Thursday, 14 July 2011

Egg's First Track Session

As anybody who has ever had the pleasure of running with me will gladly tell you, it takes a lot and I mean a lot, to get me to stop talking. It is often said that you can tell when somebody is at their anaerobic capacity as it’s the point at which you only receive one word answers in conversation; but I always have far too much to say to make this a feasible option. Sometimes I even wonder if I am missing that important brain to body link that tells you to shut up before you run out of oxygen.

I have been avoiding track-running sessions for a long time. The idea of lap after lap of boring plodding just doesn’t appeal, neither does having one enormously over-developed buttock from repeatedly running around a bend in the same direction.

The other (and real) reason I have been avoiding the track is that it is a little bit scary. The sort of people you see there are the lithe, strapping sort of people you very rarely see out running, mostly because if you did see them out running it would be for only the briefest of moments as they stormed past you with a steely look in their eyes and wearing shorts that only just pass as legal.

All of these fears and concerns got pushed to the side as I rocked up to my first ever proper track session. The plan was simple: 16 x 200m with a 200m recovery. After warming up for a couple of laps I even thought to myself for an instant that running two hundred metres sixteen times is probably not that difficult at all; it’s only 3.2km, barely qualifies as a run at all!

At the end of the first 200m – utterly breathless and displaying a face contorted with pain – I realised that this was not going to be anything like the easy 3.2km I had previously envisaged. In fact by around the fourth 200m I thought that this night was going to be the end of my life. 

The sprints were short but so intense, and every single time I found it amazing that I could go from feeling like I could pass out with sheer exertion to having a little recovery jog and feeling (just about) ready to go again a minute or so later!

I was running at the same pace as a man named Paul. We managed to get into a good little rhythm where he would catch up on the bend and make me go a bit faster and then I would try to pick up the pace and hold it together on the straight. It was around the sixth lap that he asked me what time we had just done that one in, and I tried my best to answer, but all that came out was a short, high-pitched noise. It took five attempts to get my words out. So it turns out I’m not missing a vital link between brain and body, I just am clearly never putting enough effort in when it comes to running!

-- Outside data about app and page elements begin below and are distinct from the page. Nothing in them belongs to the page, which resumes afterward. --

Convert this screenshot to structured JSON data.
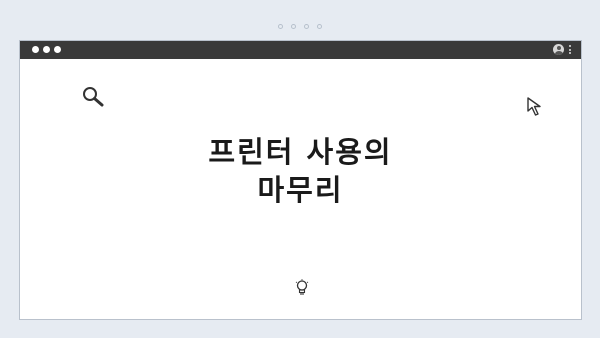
{
  "title": {
    "line1": "프린터 사용의",
    "line2": "마무리"
  },
  "icons": {
    "search": "search-icon",
    "cursor": "cursor-icon",
    "lightbulb": "lightbulb-icon",
    "profile": "profile-icon",
    "menu": "kebab-menu-icon"
  },
  "colors": {
    "background": "#e6ebf2",
    "titlebar": "#3a3a3a",
    "window": "#ffffff",
    "text": "#1a1a1a"
  }
}
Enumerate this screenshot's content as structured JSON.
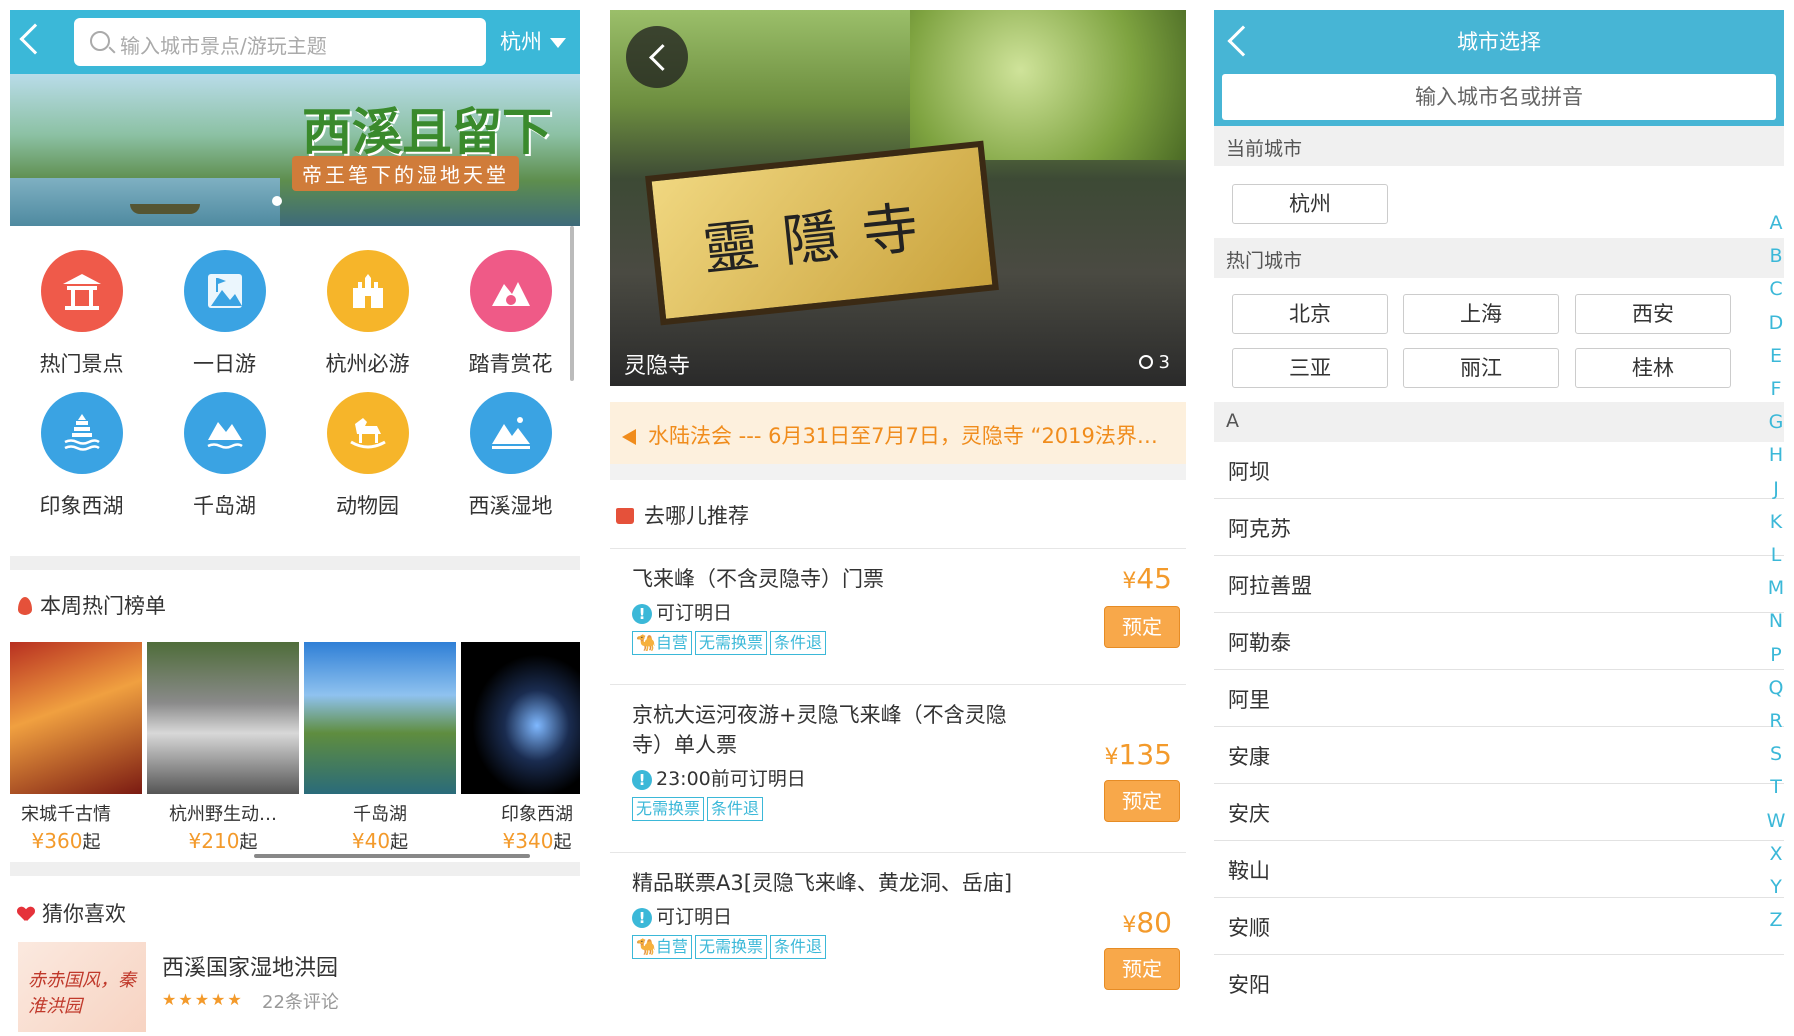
{
  "home": {
    "search_placeholder": "输入城市景点/游玩主题",
    "city": "杭州",
    "banner": {
      "title": "西溪且留下",
      "subtitle": "帝王笔下的湿地天堂"
    },
    "categories": [
      {
        "label": "热门景点",
        "icon": "pavilion-icon",
        "color": "#ef5a4a"
      },
      {
        "label": "一日游",
        "icon": "map-flag-icon",
        "color": "#3aa3e3"
      },
      {
        "label": "杭州必游",
        "icon": "castle-icon",
        "color": "#f6b52a"
      },
      {
        "label": "踏青赏花",
        "icon": "flower-mountain-icon",
        "color": "#ef5a87"
      },
      {
        "label": "印象西湖",
        "icon": "pagoda-icon",
        "color": "#3aa3e3"
      },
      {
        "label": "千岛湖",
        "icon": "island-icon",
        "color": "#3aa3e3"
      },
      {
        "label": "动物园",
        "icon": "rocking-horse-icon",
        "color": "#f6b52a"
      },
      {
        "label": "西溪湿地",
        "icon": "mountain-lake-icon",
        "color": "#3aa3e3"
      }
    ],
    "hot_title": "本周热门榜单",
    "hot": [
      {
        "name": "宋城千古情",
        "price": "¥360",
        "suffix": "起"
      },
      {
        "name": "杭州野生动…",
        "price": "¥210",
        "suffix": "起"
      },
      {
        "name": "千岛湖",
        "price": "¥40",
        "suffix": "起"
      },
      {
        "name": "印象西湖",
        "price": "¥340",
        "suffix": "起"
      }
    ],
    "like_title": "猜你喜欢",
    "like": {
      "name": "西溪国家湿地洪园",
      "thumb_text": "赤赤国风，秦淮洪园",
      "stars": "★★★★★",
      "reviews": "22条评论"
    }
  },
  "detail": {
    "name": "灵隐寺",
    "plaque": "靈隱寺",
    "photo_count": "3",
    "notice": "水陆法会 --- 6月31日至7月7日，灵隐寺 “2019法界…",
    "rec_title": "去哪儿推荐",
    "book_label": "预定",
    "tickets": [
      {
        "title": "飞来峰（不含灵隐寺）门票",
        "info": "可订明日",
        "tags": [
          "自营",
          "无需换票",
          "条件退"
        ],
        "price": "45"
      },
      {
        "title": "京杭大运河夜游+灵隐飞来峰（不含灵隐寺）单人票",
        "info": "23:00前可订明日",
        "tags": [
          "无需换票",
          "条件退"
        ],
        "price": "135"
      },
      {
        "title": "精品联票A3[灵隐飞来峰、黄龙洞、岳庙]",
        "info": "可订明日",
        "tags": [
          "自营",
          "无需换票",
          "条件退"
        ],
        "price": "80"
      }
    ]
  },
  "city": {
    "title": "城市选择",
    "input_placeholder": "输入城市名或拼音",
    "current_label": "当前城市",
    "current": "杭州",
    "hot_label": "热门城市",
    "hot": [
      "北京",
      "上海",
      "西安",
      "三亚",
      "丽江",
      "桂林"
    ],
    "section_a": "A",
    "cities": [
      "阿坝",
      "阿克苏",
      "阿拉善盟",
      "阿勒泰",
      "阿里",
      "安康",
      "安庆",
      "鞍山",
      "安顺",
      "安阳"
    ],
    "index": [
      "A",
      "B",
      "C",
      "D",
      "E",
      "F",
      "G",
      "H",
      "J",
      "K",
      "L",
      "M",
      "N",
      "P",
      "Q",
      "R",
      "S",
      "T",
      "W",
      "X",
      "Y",
      "Z"
    ]
  }
}
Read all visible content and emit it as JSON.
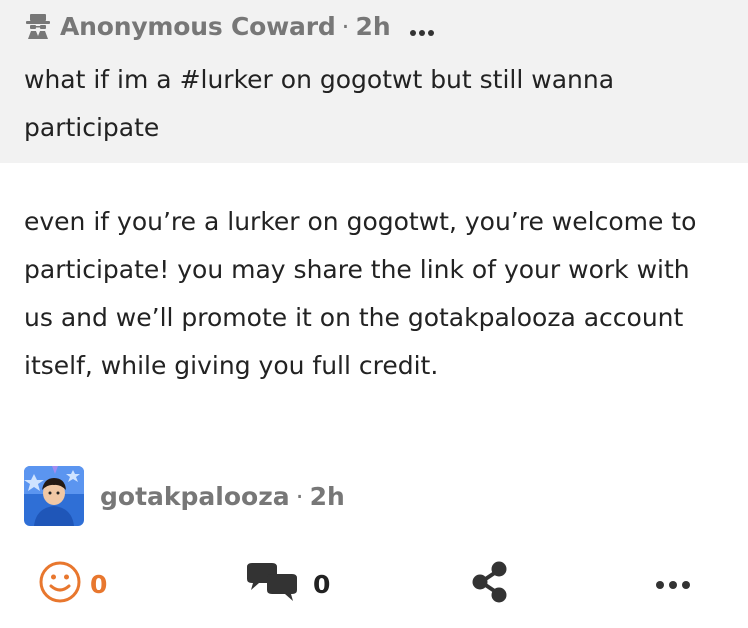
{
  "question": {
    "author": "Anonymous Coward",
    "separator": "·",
    "time": "2h",
    "text": "what if im a #lurker on gogotwt but still wanna participate"
  },
  "answer": {
    "text": "even if you’re a lurker on gogotwt, you’re welcome to participate! you may share the link of your work with us and we’ll promote it on the gotakpalooza account itself, while giving you full credit."
  },
  "responder": {
    "name": "gotakpalooza",
    "separator": "·",
    "time": "2h"
  },
  "actions": {
    "reactions_count": "0",
    "comments_count": "0"
  },
  "icons": {
    "anonymous": "spy-icon",
    "more": "ellipsis-icon",
    "react": "smiley-icon",
    "comment": "comments-icon",
    "share": "share-icon"
  },
  "colors": {
    "accent": "#e8772e",
    "muted": "#777777",
    "question_bg": "#f2f2f2",
    "text": "#222222"
  }
}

By around the ninth or tenth lap I was feeling positively nauseous, but good old Esther made me feel much easier about the situation, "that's normal, just make sure you do it on the grass and not on the track". That contorted face I was making was starting to last longer too, whilst at the start it had been there for a second or two as I crossed the line, in the last laps I couldn't manage to make it go away until just about the end of the recovery lap.

Fortunately I managed to get to the end without ejecting any of my stomach contents, and after a cool down lap and a good stretch I was just about able to twist my face back into it's normal state and start looking like a normal human being again. I definitely didn't feel like a normal human being though, I felt like I'd pushed through some sort of massive fitness epic and lived to tell the tale. Another few of these and I reckon I'll be verging on superhuman, might even get some really short shorts...


  1. I know how you feel, Egg! Track sessions are brutal and contorted facials are obligatory as are internal burning of lungs. It does make running seem easier though so keep it up!!!x

  2. Now Egg, those very same people that you are talking about - the ones with the tiny shorts - would be absolutely quivering with fear if they had to do a time trial! Go for it Egg :)